Thursday, June 21, 2007

Mountain Lions, Anacondas and Cupcakes (Part 1)

It's almost 1 a.m. on the longest day of the year. I should definitely be asleep by now, but the sudden realization that Keri and I could have died, or at the very least been made horribly unattractive yesterday, is keeping me awake. It could also be the amazing orgasm I just enjoyed or the late-in-the-day caffeine fix.

After spending most of yesterday drinking homemade limoncello while making Brady Bunch tiki talismans out of clothespins, Keri and I needed a break. I hadn't shown her much of the valley yet, so we set out on a little late afternoon drive. First we headed to the toilet graveyard that sits about a quarter-mile away from my house. I have no idea what past lives these toilets have led, but every time I go by, the rancher who owns the property seems to have added more, and I am usually compelled to leave flowers.

Suitably impressed with the graveyard, Keri wanted to see more of this great land, so we headed up the mountain toward Southmayd Ranch. It's an eerie drive - dark, wooded, steep - there is a patch of trees that seems to have been afflicted with a disease at one point as they appear black, dead and decidedly ominous. Once you reach the top of the mountain, the sky opens up, and there is an absolutely gasp-inducing view of the valley below. A small house sits at the top of this road with a deck that juts out over the side of the mountain. The house is very rustic - faded wood siding and a variety of different-sized windows. It looks like it was pieced together from parts of other houses abandoned long ago. There used to be a young couple that lived there, but on this day, there was no sign of life at all. The yard was overgrown, and from the little bit that we could see through the dusty windows, the place looked empty. We stopped the car, and Keri said to me with the persuasiveness of one skilled at peer pressure, "You know you want to break in and look inside."

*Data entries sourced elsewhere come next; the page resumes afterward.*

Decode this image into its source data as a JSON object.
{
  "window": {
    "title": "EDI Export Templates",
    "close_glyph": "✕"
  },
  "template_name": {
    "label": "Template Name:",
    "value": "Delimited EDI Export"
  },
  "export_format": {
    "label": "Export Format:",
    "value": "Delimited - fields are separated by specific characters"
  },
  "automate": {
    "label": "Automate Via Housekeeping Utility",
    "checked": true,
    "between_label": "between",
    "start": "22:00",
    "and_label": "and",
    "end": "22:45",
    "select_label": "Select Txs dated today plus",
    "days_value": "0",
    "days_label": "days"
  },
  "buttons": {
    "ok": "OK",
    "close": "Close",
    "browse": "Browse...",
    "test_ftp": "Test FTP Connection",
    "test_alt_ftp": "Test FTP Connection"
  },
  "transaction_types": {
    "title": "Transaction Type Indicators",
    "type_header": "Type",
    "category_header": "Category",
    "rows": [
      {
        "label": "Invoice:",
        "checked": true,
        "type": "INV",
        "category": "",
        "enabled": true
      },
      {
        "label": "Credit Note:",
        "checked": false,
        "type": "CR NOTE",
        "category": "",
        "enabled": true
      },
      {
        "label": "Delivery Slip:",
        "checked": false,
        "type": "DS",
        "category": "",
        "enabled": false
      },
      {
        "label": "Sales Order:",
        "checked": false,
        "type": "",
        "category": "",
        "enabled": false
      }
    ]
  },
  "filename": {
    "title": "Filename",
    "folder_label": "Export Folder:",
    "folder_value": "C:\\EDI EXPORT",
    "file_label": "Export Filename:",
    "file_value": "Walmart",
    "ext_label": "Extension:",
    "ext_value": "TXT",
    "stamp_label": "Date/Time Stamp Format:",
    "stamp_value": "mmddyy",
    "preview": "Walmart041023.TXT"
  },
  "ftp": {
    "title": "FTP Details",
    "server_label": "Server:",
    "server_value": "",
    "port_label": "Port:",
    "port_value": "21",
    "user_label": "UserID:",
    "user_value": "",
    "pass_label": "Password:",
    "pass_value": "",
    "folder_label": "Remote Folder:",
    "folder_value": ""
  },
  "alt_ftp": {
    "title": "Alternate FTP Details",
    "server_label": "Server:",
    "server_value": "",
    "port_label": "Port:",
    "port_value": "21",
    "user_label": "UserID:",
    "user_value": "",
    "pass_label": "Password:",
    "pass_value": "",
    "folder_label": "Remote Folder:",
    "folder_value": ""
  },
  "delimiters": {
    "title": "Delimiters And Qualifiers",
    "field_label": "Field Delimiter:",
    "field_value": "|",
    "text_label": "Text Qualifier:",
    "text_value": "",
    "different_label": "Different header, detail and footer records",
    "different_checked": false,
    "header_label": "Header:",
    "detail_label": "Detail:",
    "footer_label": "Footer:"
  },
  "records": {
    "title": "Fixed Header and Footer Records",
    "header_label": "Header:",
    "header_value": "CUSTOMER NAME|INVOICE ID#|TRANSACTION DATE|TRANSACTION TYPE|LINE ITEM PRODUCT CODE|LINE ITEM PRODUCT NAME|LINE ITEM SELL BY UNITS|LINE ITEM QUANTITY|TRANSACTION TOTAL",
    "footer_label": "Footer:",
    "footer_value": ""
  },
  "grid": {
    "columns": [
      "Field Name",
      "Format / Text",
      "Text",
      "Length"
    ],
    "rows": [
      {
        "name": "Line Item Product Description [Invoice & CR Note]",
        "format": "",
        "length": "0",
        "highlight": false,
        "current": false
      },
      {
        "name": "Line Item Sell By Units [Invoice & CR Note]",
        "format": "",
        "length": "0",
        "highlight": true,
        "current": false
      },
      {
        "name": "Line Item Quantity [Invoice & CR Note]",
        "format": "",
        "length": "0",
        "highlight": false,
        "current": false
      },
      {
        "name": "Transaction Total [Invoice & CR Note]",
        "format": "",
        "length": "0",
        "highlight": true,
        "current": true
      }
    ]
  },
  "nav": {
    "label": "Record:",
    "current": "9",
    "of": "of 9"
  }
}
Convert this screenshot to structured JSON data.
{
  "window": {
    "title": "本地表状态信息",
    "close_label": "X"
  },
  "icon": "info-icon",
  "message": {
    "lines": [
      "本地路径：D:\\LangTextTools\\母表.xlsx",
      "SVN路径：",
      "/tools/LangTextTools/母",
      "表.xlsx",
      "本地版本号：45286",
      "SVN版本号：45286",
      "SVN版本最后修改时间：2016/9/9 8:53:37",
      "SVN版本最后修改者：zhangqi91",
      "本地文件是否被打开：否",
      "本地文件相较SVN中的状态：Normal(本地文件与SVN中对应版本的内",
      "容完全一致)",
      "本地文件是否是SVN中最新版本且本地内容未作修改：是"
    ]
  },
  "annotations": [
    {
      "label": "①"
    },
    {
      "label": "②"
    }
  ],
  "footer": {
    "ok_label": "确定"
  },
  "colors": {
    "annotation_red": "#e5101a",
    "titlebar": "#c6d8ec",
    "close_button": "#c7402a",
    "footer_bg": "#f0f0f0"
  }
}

We opened the gate at the top of the driveway and began walking toward the house. As we got close, I stood on my tiptoes trying to get a look at the inside. Not being able to see much, I continued walking past the house to try to get a look in the side windows. Keri, on the other hand, opened the front gate and began heading down the hill toward the deck. She had decided that the best way to see the house would be to scale the deck and get in through the screen door.

I stood watching her, admiring the fact that her six-foot willowy legs could easily climb the wooden posts while my short and stout ones are chronically planted to the earth. She had just about reached the deck when suddenly a noise came bellowing from the shadows underneath. It sounded like the whoosh of a gas heater being turned on followed by the deepest, most resonant growl I have ever heard, and I got the distinct impression that it was a territorial warning. We both froze in place. My eyes darted around wildly looking for large rocks, sticks, super hero powers or a strapping ranch hand with a big gun, but there was no such luck. Keri turned to me and said with extreme calm, "Did you hear that?" And suddenly we both realized we were definitely in the wrong place at the wrong time. She turned and got out of the yard as quickly as she could, and we both walked back to the car swinging our arms above our heads and talking very loudly, which is what I've always been told to do when accidentally crossing the path of a mountain lion. Of course, we're not sure that it WAS a mountain lion......


Keri said...

Who knew you could write so well AND be incredibly gorgeous at the same time? You definatly got the better half of the gene pool! I miss you too, xoxoxoxoK

Anonymous said...

Was it the ghost of Zipporah Russ?